Crime reporting statistics also fail to support the existence of the “chilling effect.” The city of Boston was one of the first two jurisdictions to use SC, beginning in 2007. I have examined the last several years of crime reporting data from all precincts in Boston, and found that the rates generally have risen in all precincts but one, with no noticeable effect from participation in SC. The only precinct where calls for service declined slightly was one that has a smaller non-citizen population than the others, suggesting that SC was not a factor in that decline. Other studies also have cast doubt on the chilling effect theory, including a comprehensive study of Prince William County, Virginia, by the University of Virginia, and another conducted by Sheriff’s Department in Collier County, Florida. Nationwide, DOJ data reveal no significant difference in crime reporting rates between major ethnic groups.5
- Obtain More Complete Data. Before settling on recommendations, the task force should obtain more detailed statistics and/or case histories from ICE on at least a random sample of the “non-criminals” removed through SC, in order to evaluate allegations that ICE is over-reaching or straying from its stated SC priorities. This should include an effort to estimate the number of unconvicted and otherwise law-abiding traffic offenders removed as a result of SC. This information should be released to the public as well.
- Create a Victim’s Advocacy Unit. One of the most important reasons we have Secure Communities is to prevent criminal aliens from repeatedly preying on people in this country. DHS should establish a Victim’s Advocacy Unit to address the concerns of those who are victims of crimes and other damaging actions committed by removable aliens. Currently these victims and their families have no voice within the DHS bureaucracy, no avenue to get their questions answered, and no way to help ensure that immigration law enforcement failures that have tragic consequences are not repeated. The Victims Advocacy Unit would provide a point of contact for those directly affected by alien crime and be empowered to investigate incidents and trends with the goal of identifying system breakdowns and correcting policy or procedural gaps.
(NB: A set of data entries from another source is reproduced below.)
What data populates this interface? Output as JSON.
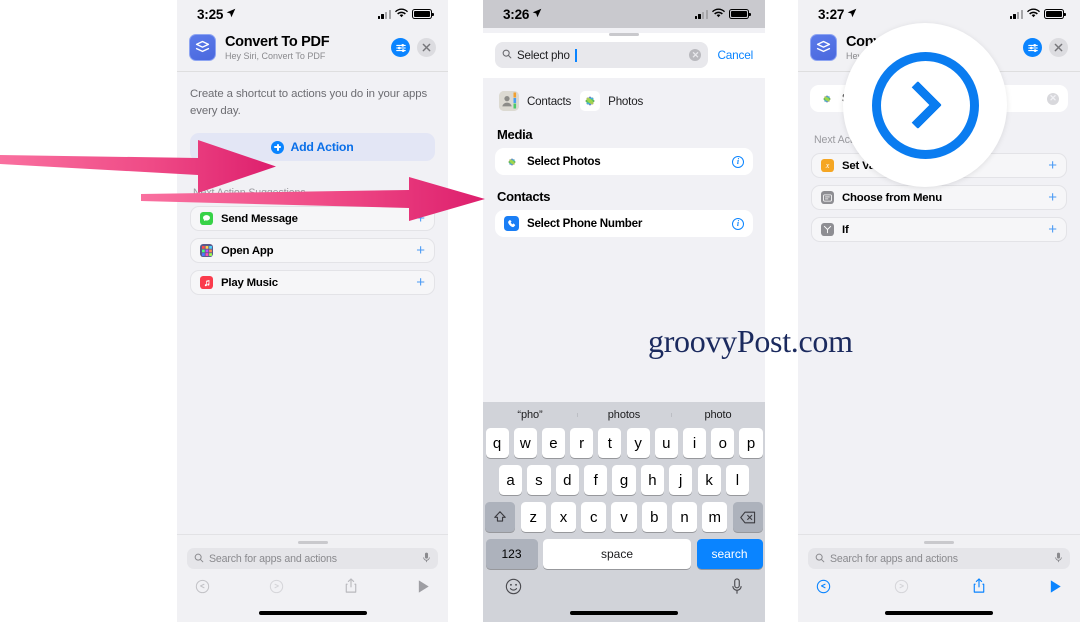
{
  "panels": [
    {
      "id": "panel-1",
      "status": {
        "time": "3:25"
      },
      "shortcut": {
        "title": "Convert To PDF",
        "subtitle": "Hey Siri, Convert To PDF"
      },
      "description": "Create a shortcut to actions you do in your apps every day.",
      "add_action_label": "Add Action",
      "suggestions_header": "Next Action Suggestions",
      "suggestions": [
        {
          "label": "Send Message",
          "icon": "messages-icon",
          "color": "#37d247",
          "plus": "+"
        },
        {
          "label": "Open App",
          "icon": "open-app-icon",
          "color": "#6e6e9e",
          "plus": "+"
        },
        {
          "label": "Play Music",
          "icon": "music-icon",
          "color": "#fa3b4c",
          "plus": "+"
        }
      ],
      "search_placeholder": "Search for apps and actions",
      "toolbar": {
        "undo": "undo-icon",
        "redo": "redo-icon",
        "share": "share-icon",
        "play": "play-icon",
        "active": false
      }
    },
    {
      "id": "panel-2",
      "status": {
        "time": "3:26"
      },
      "search_value": "Select pho",
      "cancel_label": "Cancel",
      "app_chips": [
        {
          "label": "Contacts",
          "icon": "contacts-app-icon"
        },
        {
          "label": "Photos",
          "icon": "photos-app-icon"
        }
      ],
      "groups": [
        {
          "header": "Media",
          "rows": [
            {
              "label": "Select Photos",
              "icon": "photos-app-icon",
              "info": "info-icon"
            }
          ]
        },
        {
          "header": "Contacts",
          "rows": [
            {
              "label": "Select Phone Number",
              "icon": "phone-app-icon",
              "info": "info-icon"
            }
          ]
        }
      ],
      "keyboard": {
        "predictions": [
          "“pho”",
          "photos",
          "photo"
        ],
        "row1": [
          "q",
          "w",
          "e",
          "r",
          "t",
          "y",
          "u",
          "i",
          "o",
          "p"
        ],
        "row2": [
          "a",
          "s",
          "d",
          "f",
          "g",
          "h",
          "j",
          "k",
          "l"
        ],
        "row3": [
          "z",
          "x",
          "c",
          "v",
          "b",
          "n",
          "m"
        ],
        "shift": "shift-icon",
        "backspace": "backspace-icon",
        "numbers_label": "123",
        "space_label": "space",
        "return_label": "search",
        "emoji": "emoji-icon",
        "dictation": "microphone-icon"
      }
    },
    {
      "id": "panel-3",
      "status": {
        "time": "3:27"
      },
      "shortcut": {
        "title": "Conv",
        "subtitle": "Hey S"
      },
      "first_row_label": "Se",
      "suggestions_header": "Next Action S",
      "suggestions": [
        {
          "label": "Set Variable",
          "icon": "set-variable-icon",
          "color": "#f5a623",
          "plus": "+"
        },
        {
          "label": "Choose from Menu",
          "icon": "choose-menu-icon",
          "color": "#8e8e93",
          "plus": "+"
        },
        {
          "label": "If",
          "icon": "if-icon",
          "color": "#8e8e93",
          "plus": "+"
        }
      ],
      "search_placeholder": "Search for apps and actions",
      "toolbar": {
        "undo": "undo-icon",
        "redo": "redo-icon",
        "share": "share-icon",
        "play": "play-icon",
        "active": true
      },
      "magnifier": {
        "icon": "chevron-right-circle-icon",
        "color": "#0a7cf0"
      }
    }
  ],
  "annotations": {
    "arrow_color_light": "#f4558c",
    "arrow_color_dark": "#d8226b"
  },
  "watermark": "groovyPost.com"
}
In addition, the unit staff would work with established local and national victims organizations, such as Mothers Against Drunk Driving, on issues of common concern.
1 IDENT/IAFIS: The Batres Case and the Status of the Integration Project, Department of Justice Office of the Inspector General, March, 2004, http://www.globalsecurity.org/security/library/report/2004/ident-iafis_…, and others.
2 Secure Communities IDENT/IAFIS Interoperability Statistics: Monthly Statistics Through June, 2011, Immigration and Customs Enforcement, prepared July 25, 2011, http://www.ice.gov/doclib/foia/sc-stats/nationwide_interoperability_sta….
4 Secure Communities Interoperability Statistics, op cit.
5 For more discussion, see The 287(g) Program: Protecting Home Town and Homeland, by Jessica M. Vaughan and James R. Edwards, Center for Immigration Studies, October, 2009, https://www.cis.org/287greport.